WHAT YOU ARE ASKED TO DO:
Keep the lines exact and the pictures out as you repeat the following listing.

DATASET EXTRACT:
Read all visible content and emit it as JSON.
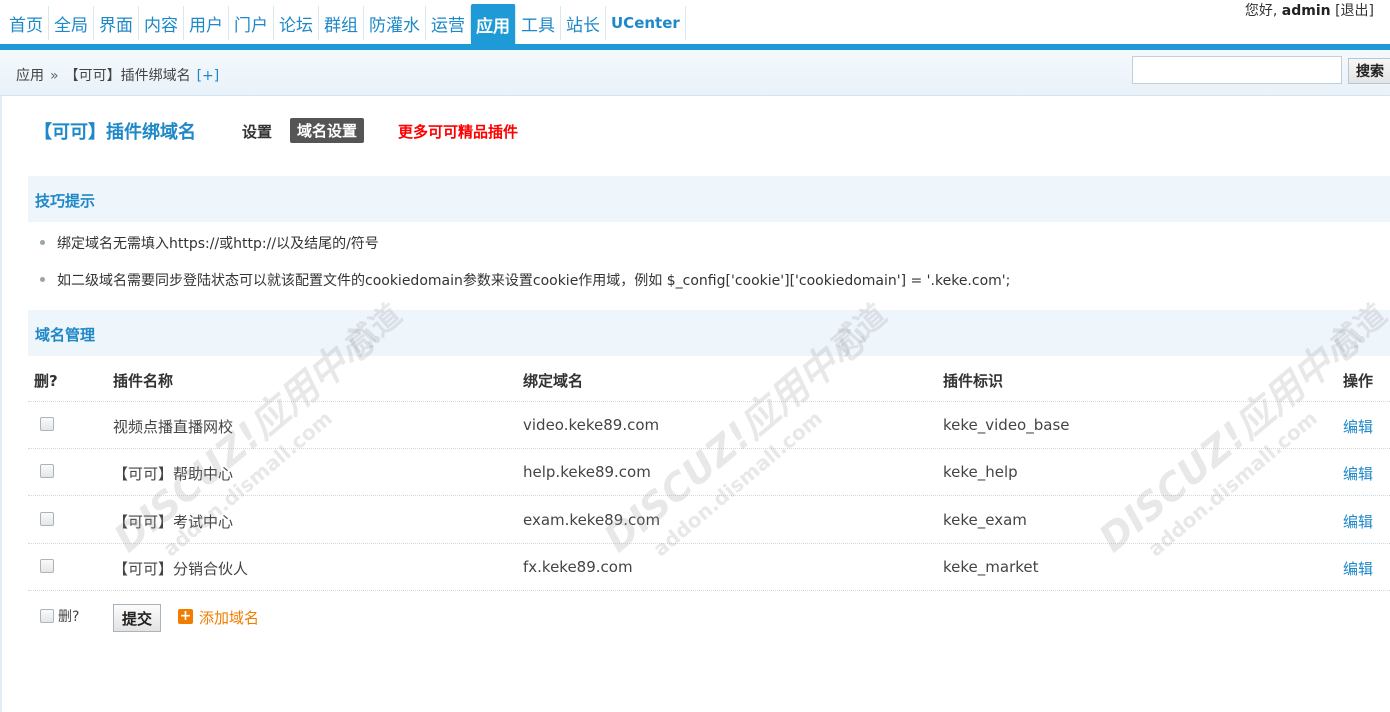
{
  "nav": {
    "items": [
      "首页",
      "全局",
      "界面",
      "内容",
      "用户",
      "门户",
      "论坛",
      "群组",
      "防灌水",
      "运营",
      "应用",
      "工具",
      "站长",
      "UCenter"
    ],
    "active_index": 10
  },
  "user": {
    "greeting": "您好,",
    "name": "admin",
    "logout": "[退出]"
  },
  "breadcrumb": {
    "root": "应用",
    "separator": "»",
    "current": "【可可】插件绑域名",
    "add": "[+]"
  },
  "search": {
    "value": "",
    "button": "搜索"
  },
  "plugin": {
    "title": "【可可】插件绑域名",
    "tab_settings": "设置",
    "tab_domain": "域名设置",
    "more_link": "更多可可精品插件"
  },
  "tips": {
    "heading": "技巧提示",
    "items": [
      "绑定域名无需填入https://或http://以及结尾的/符号",
      "如二级域名需要同步登陆状态可以就该配置文件的cookiedomain参数来设置cookie作用域，例如 $_config['cookie']['cookiedomain'] = '.keke.com';"
    ]
  },
  "domain_section": {
    "heading": "域名管理",
    "columns": [
      "删?",
      "插件名称",
      "绑定域名",
      "插件标识",
      "操作"
    ],
    "rows": [
      {
        "name": "视频点播直播网校",
        "domain": "video.keke89.com",
        "id": "keke_video_base",
        "action": "编辑"
      },
      {
        "name": "【可可】帮助中心",
        "domain": "help.keke89.com",
        "id": "keke_help",
        "action": "编辑"
      },
      {
        "name": "【可可】考试中心",
        "domain": "exam.keke89.com",
        "id": "keke_exam",
        "action": "编辑"
      },
      {
        "name": "【可可】分销合伙人",
        "domain": "fx.keke89.com",
        "id": "keke_market",
        "action": "编辑"
      }
    ]
  },
  "footer": {
    "delete_label": "删?",
    "submit": "提交",
    "add_domain": "添加域名"
  },
  "watermark": {
    "brand": "DISCUZ!应用中心",
    "url": "addon.dismall.com",
    "mark": "贰道"
  },
  "colors": {
    "nav_active": "#1e9bd7",
    "link": "#1e88c8",
    "alert": "#ff0000",
    "add": "#f07d00"
  }
}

EXERCISE RESULT:
Read all visible content and emit it as JSON.
{
  "nav": {
    "items": [
      "首页",
      "全局",
      "界面",
      "内容",
      "用户",
      "门户",
      "论坛",
      "群组",
      "防灌水",
      "运营",
      "应用",
      "工具",
      "站长",
      "UCenter"
    ],
    "active_index": 10
  },
  "user": {
    "greeting": "您好,",
    "name": "admin",
    "logout": "[退出]"
  },
  "breadcrumb": {
    "root": "应用",
    "separator": "»",
    "current": "【可可】插件绑域名",
    "add": "[+]"
  },
  "search": {
    "value": "",
    "button": "搜索"
  },
  "plugin": {
    "title": "【可可】插件绑域名",
    "tab_settings": "设置",
    "tab_domain": "域名设置",
    "more_link": "更多可可精品插件"
  },
  "tips": {
    "heading": "技巧提示",
    "items": [
      "绑定域名无需填入https://或http://以及结尾的/符号",
      "如二级域名需要同步登陆状态可以就该配置文件的cookiedomain参数来设置cookie作用域，例如 $_config['cookie']['cookiedomain'] = '.keke.com';"
    ]
  },
  "domain_section": {
    "heading": "域名管理",
    "columns": [
      "删?",
      "插件名称",
      "绑定域名",
      "插件标识",
      "操作"
    ],
    "rows": [
      {
        "name": "视频点播直播网校",
        "domain": "video.keke89.com",
        "id": "keke_video_base",
        "action": "编辑"
      },
      {
        "name": "【可可】帮助中心",
        "domain": "help.keke89.com",
        "id": "keke_help",
        "action": "编辑"
      },
      {
        "name": "【可可】考试中心",
        "domain": "exam.keke89.com",
        "id": "keke_exam",
        "action": "编辑"
      },
      {
        "name": "【可可】分销合伙人",
        "domain": "fx.keke89.com",
        "id": "keke_market",
        "action": "编辑"
      }
    ]
  },
  "footer": {
    "delete_label": "删?",
    "submit": "提交",
    "add_domain": "添加域名"
  },
  "watermark": {
    "brand": "DISCUZ!应用中心",
    "url": "addon.dismall.com",
    "mark": "贰道"
  },
  "colors": {
    "nav_active": "#1e9bd7",
    "link": "#1e88c8",
    "alert": "#ff0000",
    "add": "#f07d00"
  }
}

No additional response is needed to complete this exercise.